* [YOUR GOAL]
Copy the final lines exactly, starting at the one that contains "Decode this image" and ending with the last line of the listing below. Pictures are not part of the copy.

* [SOURCE DATA]
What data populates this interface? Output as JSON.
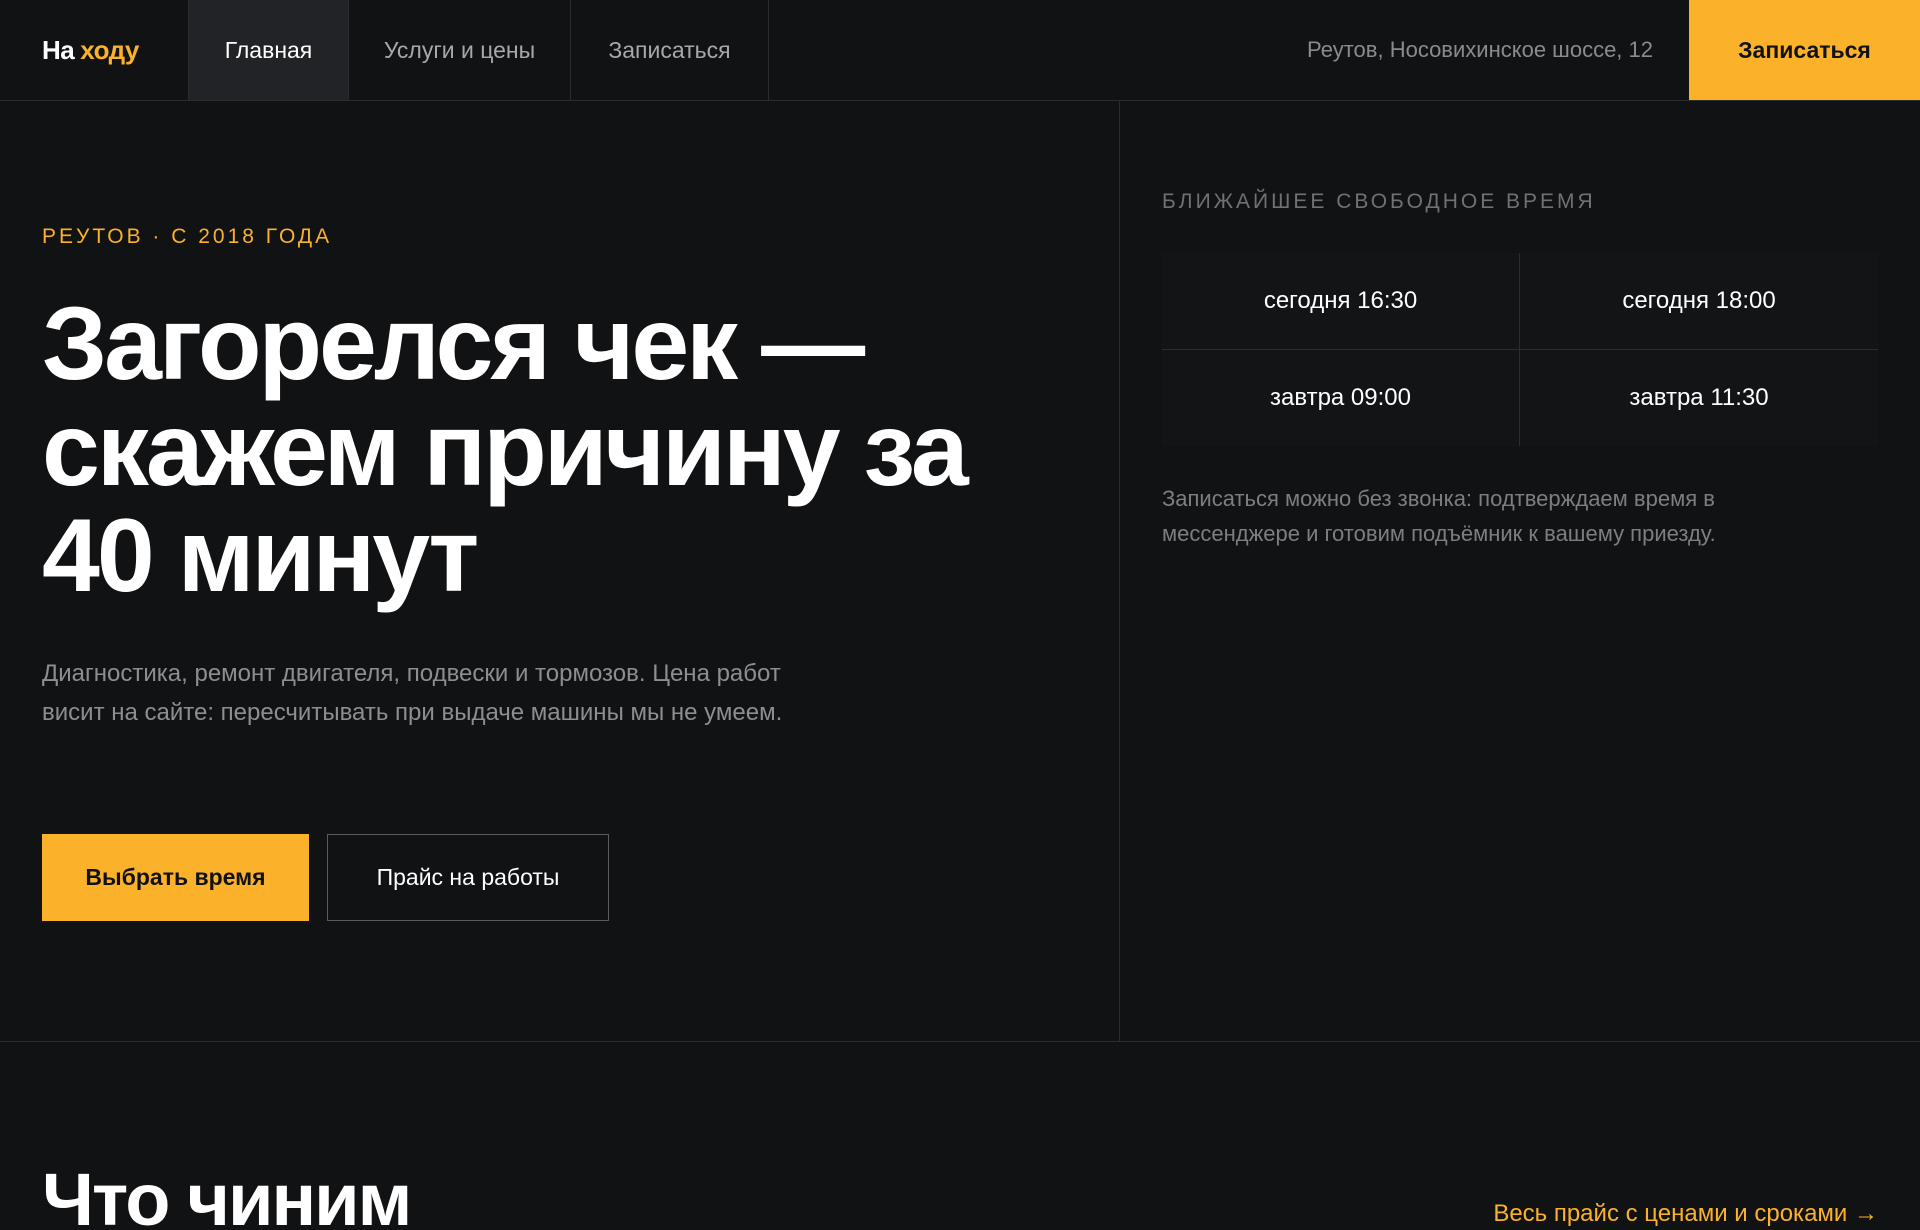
{
  "header": {
    "logo_main": "На",
    "logo_accent": "ходу",
    "nav": [
      "Главная",
      "Услуги и цены",
      "Записаться"
    ],
    "address": "Реутов, Носовихинское шоссе, 12",
    "cta": "Записаться"
  },
  "hero": {
    "eyebrow": "РЕУТОВ · С 2018 ГОДА",
    "headline": "Загорелся чек — скажем причину за 40 минут",
    "lede": "Диагностика, ремонт двигателя, подвески и тормозов. Цена работ висит на сайте: пересчитывать при выдаче машины мы не умеем.",
    "primary_button": "Выбрать время",
    "secondary_button": "Прайс на работы"
  },
  "slots": {
    "title": "БЛИЖАЙШЕЕ СВОБОДНОЕ ВРЕМЯ",
    "items": [
      "сегодня 16:30",
      "сегодня 18:00",
      "завтра 09:00",
      "завтра 11:30"
    ],
    "note": "Записаться можно без звонка: подтверждаем время в мессенджере и готовим подъёмник к вашему приезду."
  },
  "services": {
    "title": "Что чиним",
    "link": "Весь прайс с ценами и сроками →"
  },
  "colors": {
    "accent": "#fbb12a",
    "background": "#111214"
  }
}
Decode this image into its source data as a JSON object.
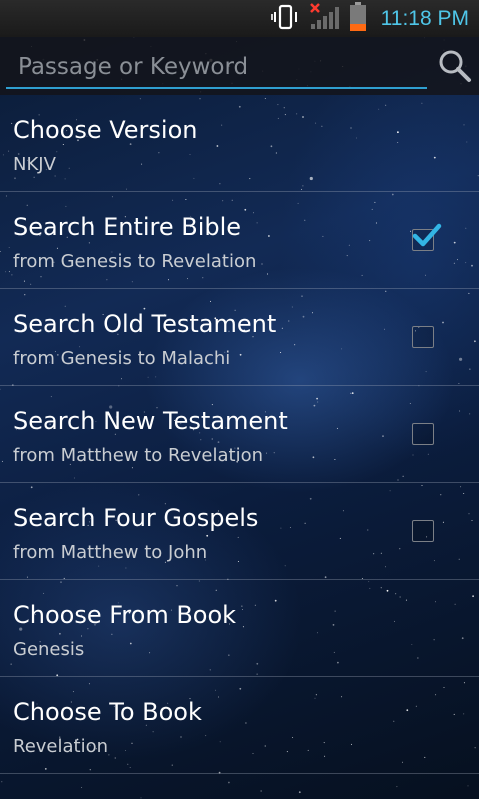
{
  "status_bar": {
    "time": "11:18 PM"
  },
  "search": {
    "placeholder": "Passage or Keyword",
    "value": ""
  },
  "items": [
    {
      "title": "Choose Version",
      "subtitle": "NKJV"
    },
    {
      "title": "Search Entire Bible",
      "subtitle": "from Genesis to Revelation",
      "checked": true
    },
    {
      "title": "Search Old Testament",
      "subtitle": "from Genesis to Malachi",
      "checked": false
    },
    {
      "title": "Search New Testament",
      "subtitle": "from Matthew to Revelation",
      "checked": false
    },
    {
      "title": "Search Four Gospels",
      "subtitle": "from Matthew to John",
      "checked": false
    },
    {
      "title": "Choose From Book",
      "subtitle": "Genesis"
    },
    {
      "title": "Choose To Book",
      "subtitle": "Revelation"
    }
  ],
  "colors": {
    "accent": "#4fc6e8",
    "underline": "#2f9fd0",
    "check": "#33b5e5"
  },
  "icons": [
    "phone-vibrate-icon",
    "no-signal-icon",
    "signal-bars-icon",
    "battery-icon",
    "search-icon",
    "checkmark-icon"
  ]
}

* [YOUR SOLUTION]
Decode this image into its source data as a JSON object.
{
  "status_bar": {
    "time": "11:18 PM"
  },
  "search": {
    "placeholder": "Passage or Keyword",
    "value": ""
  },
  "items": [
    {
      "title": "Choose Version",
      "subtitle": "NKJV"
    },
    {
      "title": "Search Entire Bible",
      "subtitle": "from Genesis to Revelation",
      "checked": true
    },
    {
      "title": "Search Old Testament",
      "subtitle": "from Genesis to Malachi",
      "checked": false
    },
    {
      "title": "Search New Testament",
      "subtitle": "from Matthew to Revelation",
      "checked": false
    },
    {
      "title": "Search Four Gospels",
      "subtitle": "from Matthew to John",
      "checked": false
    },
    {
      "title": "Choose From Book",
      "subtitle": "Genesis"
    },
    {
      "title": "Choose To Book",
      "subtitle": "Revelation"
    }
  ],
  "colors": {
    "accent": "#4fc6e8",
    "underline": "#2f9fd0",
    "check": "#33b5e5"
  },
  "icons": [
    "phone-vibrate-icon",
    "no-signal-icon",
    "signal-bars-icon",
    "battery-icon",
    "search-icon",
    "checkmark-icon"
  ]
}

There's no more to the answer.